> Task to carry out
Nothing but an exact copy of the data should be given.

=== Section Start ===

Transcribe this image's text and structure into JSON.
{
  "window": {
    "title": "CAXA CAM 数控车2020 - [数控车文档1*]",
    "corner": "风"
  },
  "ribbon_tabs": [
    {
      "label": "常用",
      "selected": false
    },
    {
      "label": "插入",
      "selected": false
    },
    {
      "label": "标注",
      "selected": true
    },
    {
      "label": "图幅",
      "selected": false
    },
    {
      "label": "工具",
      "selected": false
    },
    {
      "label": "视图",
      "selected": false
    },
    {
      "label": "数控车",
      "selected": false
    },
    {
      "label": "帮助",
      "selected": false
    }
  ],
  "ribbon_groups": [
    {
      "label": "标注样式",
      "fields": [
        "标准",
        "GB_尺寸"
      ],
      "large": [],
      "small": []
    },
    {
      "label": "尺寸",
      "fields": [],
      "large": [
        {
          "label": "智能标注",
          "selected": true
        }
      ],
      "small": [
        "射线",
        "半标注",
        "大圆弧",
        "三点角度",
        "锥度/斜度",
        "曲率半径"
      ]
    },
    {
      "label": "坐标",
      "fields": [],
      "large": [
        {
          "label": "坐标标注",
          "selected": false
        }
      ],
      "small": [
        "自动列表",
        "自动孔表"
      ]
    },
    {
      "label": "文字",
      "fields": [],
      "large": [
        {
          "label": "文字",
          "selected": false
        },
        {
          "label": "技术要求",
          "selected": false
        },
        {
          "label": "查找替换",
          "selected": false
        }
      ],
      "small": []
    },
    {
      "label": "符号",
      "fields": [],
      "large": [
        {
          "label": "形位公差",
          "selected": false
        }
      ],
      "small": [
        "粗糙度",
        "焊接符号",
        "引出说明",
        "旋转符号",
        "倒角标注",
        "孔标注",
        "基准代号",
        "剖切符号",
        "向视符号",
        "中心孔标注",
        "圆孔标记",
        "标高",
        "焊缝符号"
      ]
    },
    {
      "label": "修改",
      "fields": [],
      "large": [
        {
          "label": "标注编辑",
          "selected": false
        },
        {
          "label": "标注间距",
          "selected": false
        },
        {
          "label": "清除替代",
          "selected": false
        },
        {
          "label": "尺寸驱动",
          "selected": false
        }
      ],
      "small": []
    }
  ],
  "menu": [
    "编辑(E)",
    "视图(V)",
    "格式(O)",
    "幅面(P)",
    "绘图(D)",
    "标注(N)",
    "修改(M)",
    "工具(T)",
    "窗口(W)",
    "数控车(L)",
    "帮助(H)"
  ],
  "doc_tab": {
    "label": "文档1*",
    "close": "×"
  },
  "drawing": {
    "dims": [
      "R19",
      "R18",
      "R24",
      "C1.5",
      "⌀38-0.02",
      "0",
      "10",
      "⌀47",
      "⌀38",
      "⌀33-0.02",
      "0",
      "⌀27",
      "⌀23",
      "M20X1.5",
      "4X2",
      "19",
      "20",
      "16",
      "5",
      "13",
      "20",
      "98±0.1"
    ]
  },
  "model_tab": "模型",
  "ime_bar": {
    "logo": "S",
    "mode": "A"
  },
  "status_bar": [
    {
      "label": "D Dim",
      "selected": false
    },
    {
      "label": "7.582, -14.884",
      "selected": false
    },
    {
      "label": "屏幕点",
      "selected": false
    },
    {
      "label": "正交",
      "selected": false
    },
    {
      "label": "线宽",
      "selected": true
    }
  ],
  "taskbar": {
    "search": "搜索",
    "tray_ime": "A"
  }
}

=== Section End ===

> Expected output
Transcribe this image's text and structure into JSON.
{
  "window": {
    "title": "CAXA CAM 数控车2020 - [数控车文档1*]",
    "corner": "风"
  },
  "ribbon_tabs": [
    {
      "label": "常用",
      "selected": false
    },
    {
      "label": "插入",
      "selected": false
    },
    {
      "label": "标注",
      "selected": true
    },
    {
      "label": "图幅",
      "selected": false
    },
    {
      "label": "工具",
      "selected": false
    },
    {
      "label": "视图",
      "selected": false
    },
    {
      "label": "数控车",
      "selected": false
    },
    {
      "label": "帮助",
      "selected": false
    }
  ],
  "ribbon_groups": [
    {
      "label": "标注样式",
      "fields": [
        "标准",
        "GB_尺寸"
      ],
      "large": [],
      "small": []
    },
    {
      "label": "尺寸",
      "fields": [],
      "large": [
        {
          "label": "智能标注",
          "selected": true
        }
      ],
      "small": [
        "射线",
        "半标注",
        "大圆弧",
        "三点角度",
        "锥度/斜度",
        "曲率半径"
      ]
    },
    {
      "label": "坐标",
      "fields": [],
      "large": [
        {
          "label": "坐标标注",
          "selected": false
        }
      ],
      "small": [
        "自动列表",
        "自动孔表"
      ]
    },
    {
      "label": "文字",
      "fields": [],
      "large": [
        {
          "label": "文字",
          "selected": false
        },
        {
          "label": "技术要求",
          "selected": false
        },
        {
          "label": "查找替换",
          "selected": false
        }
      ],
      "small": []
    },
    {
      "label": "符号",
      "fields": [],
      "large": [
        {
          "label": "形位公差",
          "selected": false
        }
      ],
      "small": [
        "粗糙度",
        "焊接符号",
        "引出说明",
        "旋转符号",
        "倒角标注",
        "孔标注",
        "基准代号",
        "剖切符号",
        "向视符号",
        "中心孔标注",
        "圆孔标记",
        "标高",
        "焊缝符号"
      ]
    },
    {
      "label": "修改",
      "fields": [],
      "large": [
        {
          "label": "标注编辑",
          "selected": false
        },
        {
          "label": "标注间距",
          "selected": false
        },
        {
          "label": "清除替代",
          "selected": false
        },
        {
          "label": "尺寸驱动",
          "selected": false
        }
      ],
      "small": []
    }
  ],
  "menu": [
    "编辑(E)",
    "视图(V)",
    "格式(O)",
    "幅面(P)",
    "绘图(D)",
    "标注(N)",
    "修改(M)",
    "工具(T)",
    "窗口(W)",
    "数控车(L)",
    "帮助(H)"
  ],
  "doc_tab": {
    "label": "文档1*",
    "close": "×"
  },
  "drawing": {
    "dims": [
      "R19",
      "R18",
      "R24",
      "C1.5",
      "⌀38-0.02",
      "0",
      "10",
      "⌀47",
      "⌀38",
      "⌀33-0.02",
      "0",
      "⌀27",
      "⌀23",
      "M20X1.5",
      "4X2",
      "19",
      "20",
      "16",
      "5",
      "13",
      "20",
      "98±0.1"
    ]
  },
  "model_tab": "模型",
  "ime_bar": {
    "logo": "S",
    "mode": "A"
  },
  "status_bar": [
    {
      "label": "D Dim",
      "selected": false
    },
    {
      "label": "7.582, -14.884",
      "selected": false
    },
    {
      "label": "屏幕点",
      "selected": false
    },
    {
      "label": "正交",
      "selected": false
    },
    {
      "label": "线宽",
      "selected": true
    }
  ],
  "taskbar": {
    "search": "搜索",
    "tray_ime": "A"
  }
}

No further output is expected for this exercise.